And all the said books which prove that, when the process concerns the King, the sheriff may break [into] the house, imply that at the suit of the party the house may not be broken into], otherwise the addition (at the suit of the King) would be frivolous. And with this resolution agrees the book in YB 13 Edw 4, fo 9, pl 4. The express difference there taken between the case of felony, which (as has been said) concerns the commonwealth, and the suit of any subject, which is for the particular interest of the party, as there it is said in YB 18 Edw 4, fo 4, pl 19, by LITTLETON and all his companions that it is resolved that the sheriff cannot break [into] the defendant's house by force of a fieri facias but he is a trespasser by the breaking, and yet the execution which he then does in the house is good. It was said that the book of 18 Edw 2 was but a short note and not any case judicially adjudged and it does not appear at whose suit the case is intended, but it is an observation or collection (as it seems) of the reporter. And if it be intended of a quo minus or other action in which the King is party or is to have benefit, the book is good law.

(v) That the house of anyone is not a castle or privilege but for himself, and shall not extend to protect any person who flies to his house or the goods of any other which are brought and conveyed into his house to prevent a lawful execution and to escape the ordinary process of law; for the privilege of his house extends only to him and his family, and to his own proper goods, or to those which are lawfully and without fraud and covin there, and, therefore, in such cases after denial on request made, the sheriff may break [into] the house. That is proved by the First Statute of Westminster, c 17 [repealed], by which it is declared that the sheriff may break [into] a house or castle to make replevin when the goods of another which he has distrained are by him conveyed to his house or castle to prevent the owner to have a replevin of his goods; which Act is but an affirmance of the common law in such points. But it appears there that, before the sheriff in such case breaks [into] the house, he ought to demand the goods to be delivered to him, for the words of the statute are: "After that the cattle shall be solemnly demanded by the sheriff's, etc."

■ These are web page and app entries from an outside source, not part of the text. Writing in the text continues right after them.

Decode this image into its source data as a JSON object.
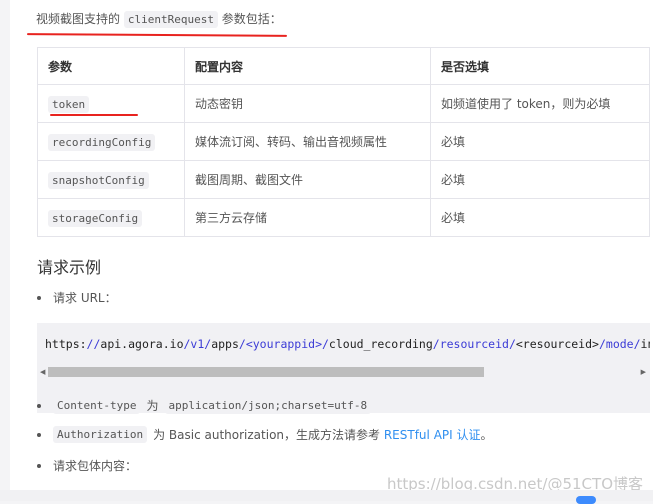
{
  "intro": {
    "prefix": "视频截图支持的",
    "code": "clientRequest",
    "suffix": "参数包括："
  },
  "table": {
    "headers": [
      "参数",
      "配置内容",
      "是否选填"
    ],
    "rows": [
      {
        "param": "token",
        "desc": "动态密钥",
        "required": "如频道使用了 token，则为必填"
      },
      {
        "param": "recordingConfig",
        "desc": "媒体流订阅、转码、输出音视频属性",
        "required": "必填"
      },
      {
        "param": "snapshotConfig",
        "desc": "截图周期、截图文件",
        "required": "必填"
      },
      {
        "param": "storageConfig",
        "desc": "第三方云存储",
        "required": "必填"
      }
    ]
  },
  "section_title": "请求示例",
  "bullets": {
    "url_label": "请求 URL：",
    "content_type": {
      "code": "Content-type",
      "mid": "为",
      "value": "application/json;charset=utf-8"
    },
    "authorization": {
      "code": "Authorization",
      "text": "为 Basic authorization，生成方法请参考",
      "link": "RESTful API 认证",
      "end": "。"
    },
    "body_label": "请求包体内容："
  },
  "code_url": [
    {
      "t": "https:",
      "k": false
    },
    {
      "t": "//",
      "k": true
    },
    {
      "t": "api.agora.io",
      "k": false
    },
    {
      "t": "/v1/",
      "k": true
    },
    {
      "t": "apps",
      "k": false
    },
    {
      "t": "/<yourappid>/",
      "k": true
    },
    {
      "t": "cloud_recording",
      "k": false
    },
    {
      "t": "/resourceid/",
      "k": true
    },
    {
      "t": "<resourceid>",
      "k": false
    },
    {
      "t": "/mode/",
      "k": true
    },
    {
      "t": "individual",
      "k": false
    }
  ],
  "watermark": "https://blog.csdn.net/@51CTO博客",
  "colors": {
    "annotation": "#e8231f",
    "link": "#2f8ff0",
    "code_keyword": "#3b3bd6"
  }
}
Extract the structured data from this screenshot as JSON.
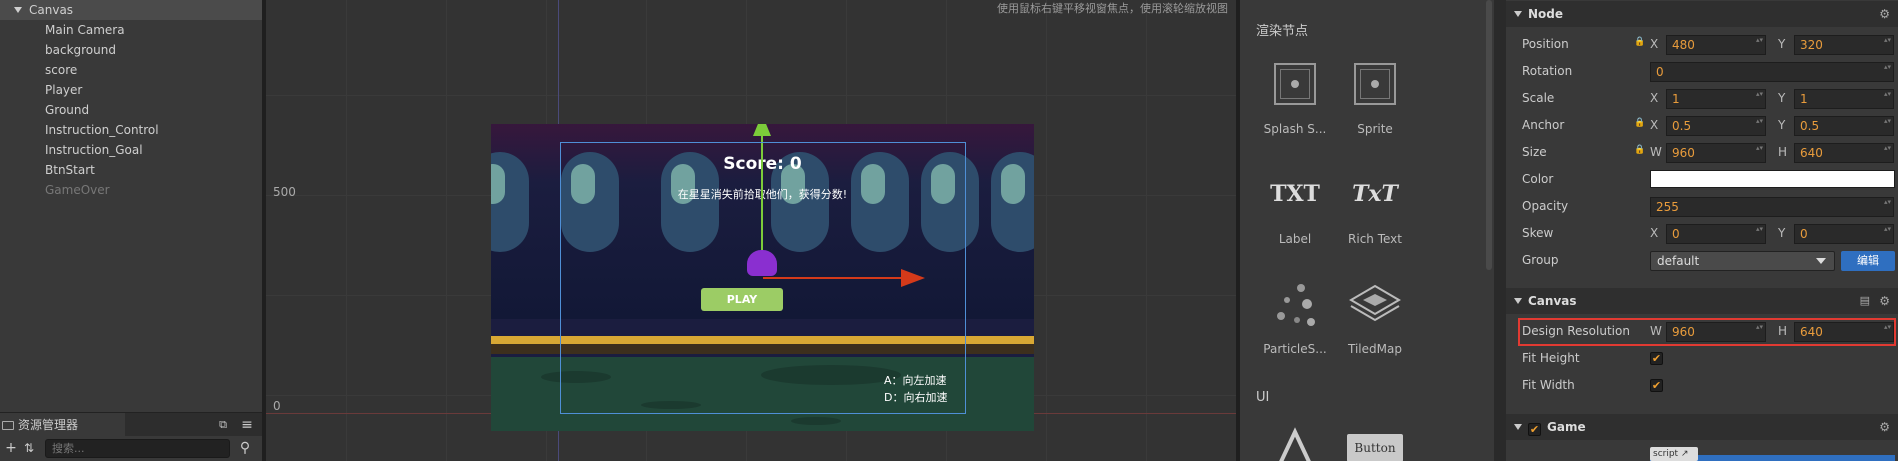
{
  "hierarchy": {
    "root": "Canvas",
    "children": [
      "Main Camera",
      "background",
      "score",
      "Player",
      "Ground",
      "Instruction_Control",
      "Instruction_Goal",
      "BtnStart",
      "GameOver"
    ]
  },
  "assets": {
    "title": "资源管理器",
    "search_placeholder": "搜索..."
  },
  "scene": {
    "hint": "使用鼠标右键平移视窗焦点，使用滚轮缩放视图",
    "axis_label_500": "500",
    "axis_label_0": "0",
    "game": {
      "score_text": "Score: 0",
      "goal_text": "在星星消失前拾取他们，获得分数!",
      "play_label": "PLAY",
      "control_line1": "A：向左加速",
      "control_line2": "D：向右加速"
    }
  },
  "library": {
    "section_render": "渲染节点",
    "section_ui": "UI",
    "items": [
      {
        "label": "Splash S...",
        "icon": "splash-sprite-icon"
      },
      {
        "label": "Sprite",
        "icon": "sprite-icon"
      },
      {
        "label": "Label",
        "icon": "label-icon",
        "glyph": "TXT"
      },
      {
        "label": "Rich Text",
        "icon": "rich-text-icon",
        "glyph": "TxT"
      },
      {
        "label": "ParticleS...",
        "icon": "particle-system-icon"
      },
      {
        "label": "TiledMap",
        "icon": "tiledmap-icon"
      }
    ],
    "ui_items": [
      {
        "label": "Button",
        "icon": "button-icon"
      }
    ]
  },
  "properties": {
    "node": {
      "title": "Node",
      "position": {
        "label": "Position",
        "x": "480",
        "y": "320"
      },
      "rotation": {
        "label": "Rotation",
        "value": "0"
      },
      "scale": {
        "label": "Scale",
        "x": "1",
        "y": "1"
      },
      "anchor": {
        "label": "Anchor",
        "x": "0.5",
        "y": "0.5"
      },
      "size": {
        "label": "Size",
        "w": "960",
        "h": "640"
      },
      "color": {
        "label": "Color",
        "value": "#ffffff"
      },
      "opacity": {
        "label": "Opacity",
        "value": "255"
      },
      "skew": {
        "label": "Skew",
        "x": "0",
        "y": "0"
      },
      "group": {
        "label": "Group",
        "value": "default",
        "edit_label": "编辑"
      }
    },
    "canvas": {
      "title": "Canvas",
      "design_resolution": {
        "label": "Design Resolution",
        "w": "960",
        "h": "640"
      },
      "fit_height": {
        "label": "Fit Height",
        "checked": true
      },
      "fit_width": {
        "label": "Fit Width",
        "checked": true
      }
    },
    "game": {
      "title": "Game",
      "script_tag": "script"
    },
    "axis": {
      "x": "X",
      "y": "Y",
      "w": "W",
      "h": "H"
    },
    "check_glyph": "✔"
  },
  "colors": {
    "accent_blue": "#2f6fc0",
    "value_orange": "#e99c3c",
    "highlight_red": "#e23a32",
    "play_green": "#9ccc65"
  }
}
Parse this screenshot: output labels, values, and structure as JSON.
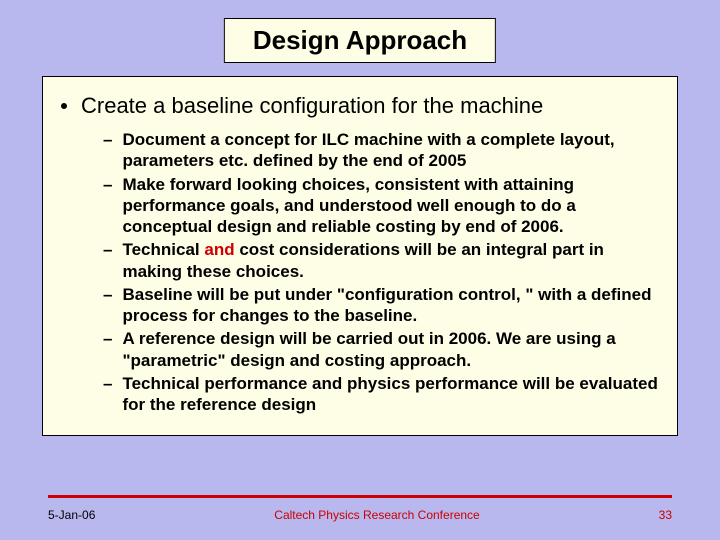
{
  "title": "Design Approach",
  "main_bullet": "Create a baseline configuration for the machine",
  "sub_bullets": [
    {
      "pre": "Document a concept for ILC machine with a complete layout, parameters etc. defined by the end of 2005",
      "red": "",
      "post": ""
    },
    {
      "pre": "Make forward looking choices, consistent with attaining performance goals, and understood well enough to do a conceptual design and reliable costing by end of 2006.",
      "red": "",
      "post": ""
    },
    {
      "pre": "Technical ",
      "red": "and",
      "post": " cost considerations will be an integral part in making these choices."
    },
    {
      "pre": "Baseline will be put under \"configuration control, \" with a defined process for changes to the baseline.",
      "red": "",
      "post": ""
    },
    {
      "pre": "A reference design will be carried out in 2006.   We are using a \"parametric\" design and costing approach.",
      "red": "",
      "post": ""
    },
    {
      "pre": "Technical performance and physics performance will be evaluated for the reference design",
      "red": "",
      "post": ""
    }
  ],
  "footer": {
    "date": "5-Jan-06",
    "center": "Caltech Physics Research Conference",
    "page": "33"
  }
}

(vi) That admitting that the sheriff after denial might have broken into the house, as the plaintiff's counsel pretend he might, then it follows that he has not done his duty, for it does not appear that be made any request to open the door of the house. Also the defendant, as this case is, has done that which he might well do by the law, scilicet, to shut the door of his own house.

Lastly, the general allegation praemissorum non ignarus was not sufficient in this case where the notice of the premises is so material; but in this case it ought to have been certainly and directly alleged; for without notice of the process of law and of the coming of the sheriff with the jury to execute it, the shutting of the door of his own house was lawful. Judgment was given against the plaintiff.

Judgment for defendant.